A team of scientists have made use of technology developed by Nobel Prize winner Stefan Hell and created a super-resolution microscope that will probe nature like never before, reports Phys.
It is the holy grail of light microscopy: improving the resolving power of this method such that one can individually discern molecules that are very close to each other.
The new fluorescence microscope will allow researchers to discern elements that are only nanometers (one millionth of a millimeter) apart from each other.
The super-resolution microscope MINFLUX was developed by a team at the Max Planck Institute for Biophysical Chemistry in Göttingen.

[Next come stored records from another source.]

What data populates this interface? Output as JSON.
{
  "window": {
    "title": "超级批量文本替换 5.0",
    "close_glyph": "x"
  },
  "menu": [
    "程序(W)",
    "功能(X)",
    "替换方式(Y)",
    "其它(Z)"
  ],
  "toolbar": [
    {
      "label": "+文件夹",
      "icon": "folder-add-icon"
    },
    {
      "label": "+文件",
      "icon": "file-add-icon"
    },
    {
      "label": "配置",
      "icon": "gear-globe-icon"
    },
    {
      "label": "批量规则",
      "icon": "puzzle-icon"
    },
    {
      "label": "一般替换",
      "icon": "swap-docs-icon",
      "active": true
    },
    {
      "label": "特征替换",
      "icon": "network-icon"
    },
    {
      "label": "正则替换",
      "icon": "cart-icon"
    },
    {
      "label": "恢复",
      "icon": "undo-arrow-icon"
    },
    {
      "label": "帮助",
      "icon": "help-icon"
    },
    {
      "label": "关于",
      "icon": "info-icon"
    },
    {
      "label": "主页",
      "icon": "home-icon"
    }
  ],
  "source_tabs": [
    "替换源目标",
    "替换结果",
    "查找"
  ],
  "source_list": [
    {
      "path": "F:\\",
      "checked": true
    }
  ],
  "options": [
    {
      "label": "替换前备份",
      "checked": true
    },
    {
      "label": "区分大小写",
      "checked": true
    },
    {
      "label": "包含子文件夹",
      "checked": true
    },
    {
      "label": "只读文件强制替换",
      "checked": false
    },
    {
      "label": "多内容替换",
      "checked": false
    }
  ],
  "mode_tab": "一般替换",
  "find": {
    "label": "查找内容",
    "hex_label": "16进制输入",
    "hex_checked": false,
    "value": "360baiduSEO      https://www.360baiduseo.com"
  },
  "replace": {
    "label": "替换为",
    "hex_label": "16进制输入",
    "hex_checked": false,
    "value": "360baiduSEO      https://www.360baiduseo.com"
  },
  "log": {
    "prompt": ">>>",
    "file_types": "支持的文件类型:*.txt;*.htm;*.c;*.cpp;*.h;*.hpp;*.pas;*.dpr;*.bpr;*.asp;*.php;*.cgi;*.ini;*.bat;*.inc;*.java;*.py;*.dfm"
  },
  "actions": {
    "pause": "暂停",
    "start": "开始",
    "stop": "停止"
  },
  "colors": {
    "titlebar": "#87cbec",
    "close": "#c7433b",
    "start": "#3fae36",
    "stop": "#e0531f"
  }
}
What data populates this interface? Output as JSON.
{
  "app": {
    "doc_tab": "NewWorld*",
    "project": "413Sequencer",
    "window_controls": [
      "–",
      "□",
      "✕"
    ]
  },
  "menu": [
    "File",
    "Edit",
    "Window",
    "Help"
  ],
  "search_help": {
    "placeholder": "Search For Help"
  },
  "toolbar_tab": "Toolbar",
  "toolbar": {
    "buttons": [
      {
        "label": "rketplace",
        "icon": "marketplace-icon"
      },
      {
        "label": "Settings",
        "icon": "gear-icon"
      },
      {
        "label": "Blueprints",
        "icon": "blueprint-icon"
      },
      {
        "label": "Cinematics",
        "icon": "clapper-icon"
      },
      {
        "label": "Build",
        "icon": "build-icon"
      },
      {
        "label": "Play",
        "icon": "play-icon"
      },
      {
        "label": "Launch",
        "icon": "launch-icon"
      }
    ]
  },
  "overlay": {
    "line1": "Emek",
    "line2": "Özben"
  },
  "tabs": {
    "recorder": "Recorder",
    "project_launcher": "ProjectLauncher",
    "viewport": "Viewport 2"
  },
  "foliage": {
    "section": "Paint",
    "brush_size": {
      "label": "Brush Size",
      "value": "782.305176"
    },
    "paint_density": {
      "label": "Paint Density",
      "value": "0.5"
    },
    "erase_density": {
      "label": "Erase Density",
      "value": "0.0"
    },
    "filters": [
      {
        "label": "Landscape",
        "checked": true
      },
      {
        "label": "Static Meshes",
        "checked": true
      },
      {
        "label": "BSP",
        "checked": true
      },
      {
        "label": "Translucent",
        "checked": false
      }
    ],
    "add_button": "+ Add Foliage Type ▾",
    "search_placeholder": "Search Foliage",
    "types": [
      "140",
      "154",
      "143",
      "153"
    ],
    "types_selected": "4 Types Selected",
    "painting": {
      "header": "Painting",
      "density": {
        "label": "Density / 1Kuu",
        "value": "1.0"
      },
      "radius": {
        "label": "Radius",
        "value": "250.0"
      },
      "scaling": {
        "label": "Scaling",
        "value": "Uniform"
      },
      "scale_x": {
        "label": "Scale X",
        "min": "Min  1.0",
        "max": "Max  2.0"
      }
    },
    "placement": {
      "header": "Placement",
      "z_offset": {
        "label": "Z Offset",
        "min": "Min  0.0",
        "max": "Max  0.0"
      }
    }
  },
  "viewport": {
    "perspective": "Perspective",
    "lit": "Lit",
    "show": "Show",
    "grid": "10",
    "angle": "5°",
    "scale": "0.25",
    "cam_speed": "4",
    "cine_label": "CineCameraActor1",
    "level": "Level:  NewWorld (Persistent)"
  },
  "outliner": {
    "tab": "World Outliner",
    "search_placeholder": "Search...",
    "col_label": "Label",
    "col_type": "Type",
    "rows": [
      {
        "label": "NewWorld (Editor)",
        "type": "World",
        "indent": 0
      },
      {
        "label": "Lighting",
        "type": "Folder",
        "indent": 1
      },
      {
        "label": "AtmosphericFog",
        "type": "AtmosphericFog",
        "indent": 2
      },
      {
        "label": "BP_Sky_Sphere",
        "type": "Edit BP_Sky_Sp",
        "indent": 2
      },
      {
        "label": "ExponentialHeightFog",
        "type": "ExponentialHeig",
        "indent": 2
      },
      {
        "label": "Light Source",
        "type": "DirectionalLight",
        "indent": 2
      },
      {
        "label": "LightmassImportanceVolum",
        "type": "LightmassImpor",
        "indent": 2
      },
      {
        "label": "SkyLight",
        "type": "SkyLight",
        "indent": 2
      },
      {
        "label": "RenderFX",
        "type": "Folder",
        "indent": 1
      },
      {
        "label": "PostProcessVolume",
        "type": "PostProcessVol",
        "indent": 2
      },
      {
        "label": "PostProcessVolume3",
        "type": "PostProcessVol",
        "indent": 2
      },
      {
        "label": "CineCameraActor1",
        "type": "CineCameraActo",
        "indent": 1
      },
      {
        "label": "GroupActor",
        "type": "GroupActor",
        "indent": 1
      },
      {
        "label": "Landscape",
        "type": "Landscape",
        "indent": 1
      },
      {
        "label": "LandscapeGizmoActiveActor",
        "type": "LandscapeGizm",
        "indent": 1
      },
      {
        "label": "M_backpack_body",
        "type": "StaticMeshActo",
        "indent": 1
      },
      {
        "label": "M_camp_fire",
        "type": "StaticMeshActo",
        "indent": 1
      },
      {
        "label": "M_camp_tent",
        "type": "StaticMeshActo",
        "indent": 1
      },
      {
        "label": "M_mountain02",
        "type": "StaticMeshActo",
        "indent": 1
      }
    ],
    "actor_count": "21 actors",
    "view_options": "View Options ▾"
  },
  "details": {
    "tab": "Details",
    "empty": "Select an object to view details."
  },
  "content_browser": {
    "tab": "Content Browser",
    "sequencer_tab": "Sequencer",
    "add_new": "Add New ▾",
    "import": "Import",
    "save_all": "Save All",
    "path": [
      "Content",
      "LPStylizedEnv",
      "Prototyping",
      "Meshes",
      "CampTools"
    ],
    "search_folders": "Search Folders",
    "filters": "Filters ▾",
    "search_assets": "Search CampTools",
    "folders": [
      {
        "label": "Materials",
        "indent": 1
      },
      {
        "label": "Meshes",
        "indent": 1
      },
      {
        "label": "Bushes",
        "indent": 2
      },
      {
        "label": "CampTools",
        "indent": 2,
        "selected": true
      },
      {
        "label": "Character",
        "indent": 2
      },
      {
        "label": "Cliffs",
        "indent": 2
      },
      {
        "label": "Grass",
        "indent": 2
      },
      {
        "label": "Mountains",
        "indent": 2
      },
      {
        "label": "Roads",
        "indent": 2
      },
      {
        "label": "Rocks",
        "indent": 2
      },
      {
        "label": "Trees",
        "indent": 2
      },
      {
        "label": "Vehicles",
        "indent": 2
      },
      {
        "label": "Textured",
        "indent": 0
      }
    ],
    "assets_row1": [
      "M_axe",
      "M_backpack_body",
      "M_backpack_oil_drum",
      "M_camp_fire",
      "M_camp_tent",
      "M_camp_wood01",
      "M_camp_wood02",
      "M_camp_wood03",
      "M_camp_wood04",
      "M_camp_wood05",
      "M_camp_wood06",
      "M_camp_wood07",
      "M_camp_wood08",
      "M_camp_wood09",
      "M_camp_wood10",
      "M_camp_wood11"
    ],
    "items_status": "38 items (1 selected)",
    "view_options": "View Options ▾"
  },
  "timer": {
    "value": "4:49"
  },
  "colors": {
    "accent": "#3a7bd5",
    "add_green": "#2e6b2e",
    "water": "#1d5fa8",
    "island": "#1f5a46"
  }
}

MINFLUX surpasses conventional light microscopes by 100 times.
The most effective super-resolution microscopes previously developed were PALM/STORM, described by Nobel laureate Eric Betzig, and a STED microscope, developed by Hell himself.
MINFLUX surpasses even those models by 20 times. It makes use of the technologies underpinning the STED and PALM/Storm devices.
STED is an acronym for “Stimulated emission depletion microscopy.” The technology was developed by Stefan Hell, in collaboration with Jan Wichmann, in 1994.
STED is one of the techniques that make up super-resolution microscopy. It works by selectively deactivating the fluorophores active during imaging, thereby minimizing the area of illumination at the focal point. This allows super-resolution images to be created.
In other words, STED interrupts the normal process of fluorescence. Normal fluorescence occurs when an electron is excited from the ground state, releasing a photon. STED interrupts this process before the photon is released
It was the STED technology that won the Nobel Prize in Chemistry for Hell in 2014.
MINFLUX develops on this previous breakthrough even further. Hell told journalists, “We have routinely achieved resolutions of a nanometer with MINFLUX, which is the diameter of individual molecules – the ultimate limit of what is possible in fluorescence microscope”
PALM/Storm has also been surpassed by MINFLUX.
PALM stands for ‘Photoactivated localization microscopy” and Storm stands for “stochastic optical reconstruction microscopy.” In these techniques, a fluorescence microscope is used to collect a large number of images, each containing just a few active isolated fluorophores. Each fluorophore will have been activated from a non-emissive to an emissive state throughout the course of the image series, which gives researchers as much information as possible about the molecules.
Consider two molecules very close together. If photon emissions from two neighboring fluorescent molecules can be made distinguishable, i.e. the photons coming from each of the two can be identified and “separated,” then it is possible to create super-resolution images because we have a way of distinguishing them.
In PALM/Storm, only a fraction of fluorophores are “switched on,” therefore only a fraction are optically resolvable from the rest at a given moment. Thousands of such on-off cycles are incorporated through the taking of a series of images. This information is combined and used to reconstruct a super-resolution image.
MINFLUX makes use of both these approaches, incorporating the advantages of both STED and PALM/Storm and combining them into one powerful piece of technology.
Hell told reporters, “I am convinced that MINFLUX microscopes have the potential to become one of the most fundamental tools of cell biology. With this concept it will be possible to map cells in molecular detail and to observe the rapid processes in their interior in real time. This could revolutionize our knowledge of the molecular processes occurring in living cells.”
MINFLUX uses a laser to manipulate the photon emission process in selected particles, like STED, but it also uses the activator/reporter pair model in PALM/Storm, switching neighboring molecules on and off.
Ian Smith of the University of CA describes the similarities between the technologies this way:
All approaches are based on the same principle – localizing individual molecules one at a time, by ensuring that only sparsely distributed molecules are fluorescing at a given time.
It’s worth noting that, unlike STED, MINFLUX uses a laser to excite certain molecules to fluorescence, rather than interrupting the fluorescence process.
MINFLUX, like PALM/STORM, switches individual molecules randomly on and off. However, at the same time, their exact positions are determined with a doughnut-shaped laser beam as in STED.
Nobel prize winner Hell told reporters that MINFLUX is also much faster than the previous technologies. “MINFLUX is much faster in comparison. Since it works with a doughnut laser beam, it requires much lower light signal, i.e. fewer fluorescence photons, per molecule as compared to PALM/STORM for attaining the ultimate resolution.”
The team demonstrated the technique by filming the movement of two different 30S ribosomes responsible for protein synthesis in a living E coli bacteria. The scientists were able to resolve arrays of single fluorescent molecules at 6nm intervals, reports Chemistry World.
Researcher Steven Lee said, ‘These are exciting times for super-resolution imaging in general and we hope to see how these technical tools will be transferred and adopted by the biological community to address the most important questions in biomedicine.’
[Featured Image by Christopher Furlong/Getty Images]